Farrah Su is one of my childhood friends and has been someone I have always looked up to as a role model. She is an activist when it comes to social issues within the Asian American community and is a recent Film Production graduate from Chapman University in California. In this interview, we go into depth both about her passions and her experience as an Asian American female.
STEPH: You mentioned that you are "passionate about sharing the narrative of Asian American Feminism because that often times gets lost in the Asian American narrative and the Feminism narrative." Could you go more into depth on why you think this?
FARRAH: Asian American Feminists, and just about any other Feminists of Color, will often see that they have to choose between fighting for feminism or fighting for people of color (POC) rights. Current Mainstream Feminism(™) is very much geared toward white feminism, so womxn of color (WOC) are not always accounted for in the agenda. That is why the Asian American Feminism Movement is so important. It prioritizes these issues because once these issues are addressed, White Feminism and POC rights will be subsequently addressed.
STEPH: Was there a specific time in your life that made you get more into Asian American Activism?
FARRAH: In my social justice journey maps that I have drawn, I equate the big shift of my involvement in activism to when I went to college. Going to college offered me tangible actions to do and a community to learn from. Going to a majority white school really opened my eyes to a lot of issues as well as helped me connect with folks who share similar values and thoughts because we were fighting the same struggles.
STEPH: Was there ever a time you faced a hardship as an Asian American woman?
FARRAH: The extent of discrimination that I have faced range from microaggressions to catcalls on the street. These acts of harassment are enough to remind me that I am not seen as “American” and that people just see what they want to see. I think the ones that really affect me are the catcalls.
As an Asian American, many men poorly attempt to catcall me in the language that they assume I speak, switching between their limited repertoire of greeting phrases in Korean, Mandarin, and Japanese. Moments like this really stick with me because I am reminded of what I look like to others and what connotation being an “Asian Female” has.
"As an Asian American Feminist, I experience my life through that specific lens, it’s never just Asian American experience or just a woman experience. I can’t separate them and so I will fight for them together. That’s what intersectionality is and why it’s so important."
STEPH: Do you ever feel like your role as an Asian American woman ties in with your passion for film making?

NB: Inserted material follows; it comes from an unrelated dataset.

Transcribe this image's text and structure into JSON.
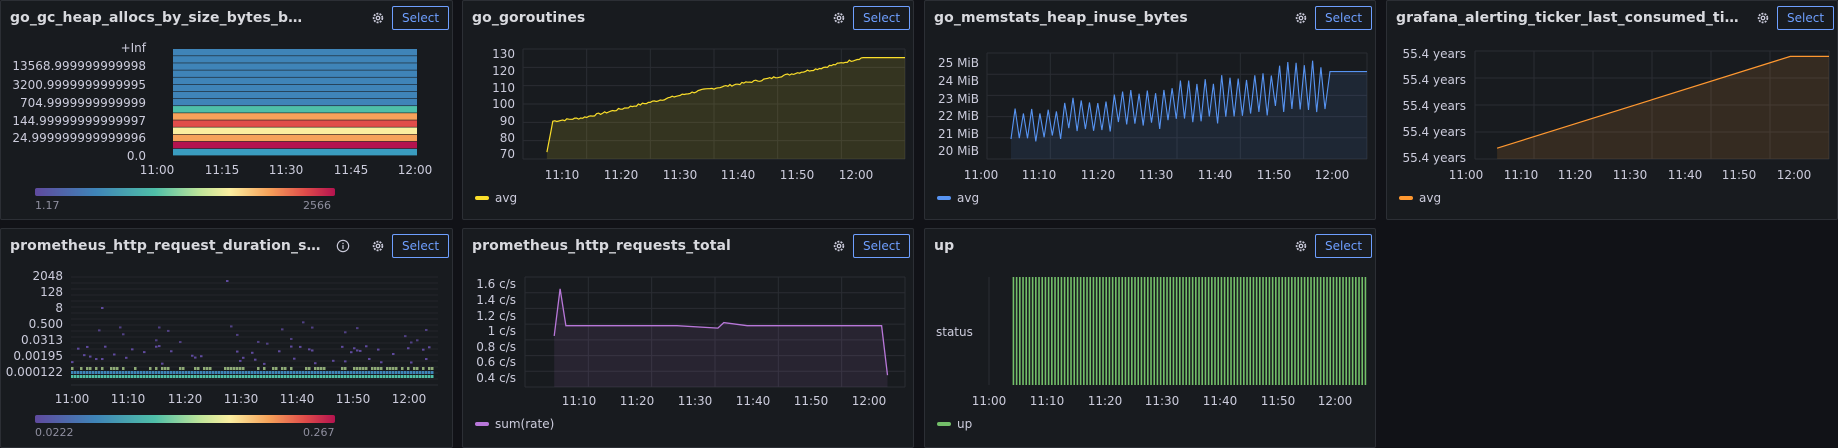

FARRAH: Yes for sure. I see filmmaking as a powerful medium for effective storytelling. Everyone has stories to tell and every story is worth telling. With this exposure to so much media content nowadays, our screens serve as a mirror to our lives and we want to see ourselves in that mirror. Attending a university for film production really confirmed to me that Asian American Womxn are poorly represented both on screen and behind-the-scenes.
My graduating class, there were two Asian American Women in the Film Production Program, including me. I was the only women of color in the cinematography undergraduate class of 2017. That really stands out to me, because as artists our work is a reflection of our experiences as well. So being exposed to this truth was really powerful and really encouraged me to seek out other Asian Am Femmes and uplift them.
"Social Justice is a marathon and you need to take it slow and at your own pace."
"Being an Asian American Femme Filmmaker is an identity that I really hold dear to my heart. It is who I am and it is who I want to be. I wanted to pursue the path of filmmaking because I really believe in the impact this medium can make and I want to make that impact on the communities that I belong to."
STEPH: What was it like being the president of an organization like APSA (Asian Pacific Student Association) through a female lens?
FARRAH: (laughs) Good question. In all my years of APSA, each president has been non-male, either female identifying or non-binary and that to me speaks volumes of how empowering and influential WOC were to my growth.
In addition to my predecessors all being empowering non-male identifying folx, I was also fortunate to have an inspiring club faculty advisor. My school does not have many Asian American professors, so getting to know one that is so involved and aware of the community issues really helped me believe in myself and helped me find the resources that I need. The APSA Board was another space that helped me grow my experience and my confidence. It was really through being in APSA, as a member and as board, that I really saw the importance of community and Love.
STEPH: Anything else you want to say or include that you feel is important to address?
FARRAH: Something that has really inspired me and kept me going was the sense of community. We must uplift our “families” and uplift ourselves. We have remember that we, ourselves, can be and are inspiring. Like the late philosopher, activist, and inspiration Grace Lee Boggs once wrote, “we are the leaders we’ve been looking for.”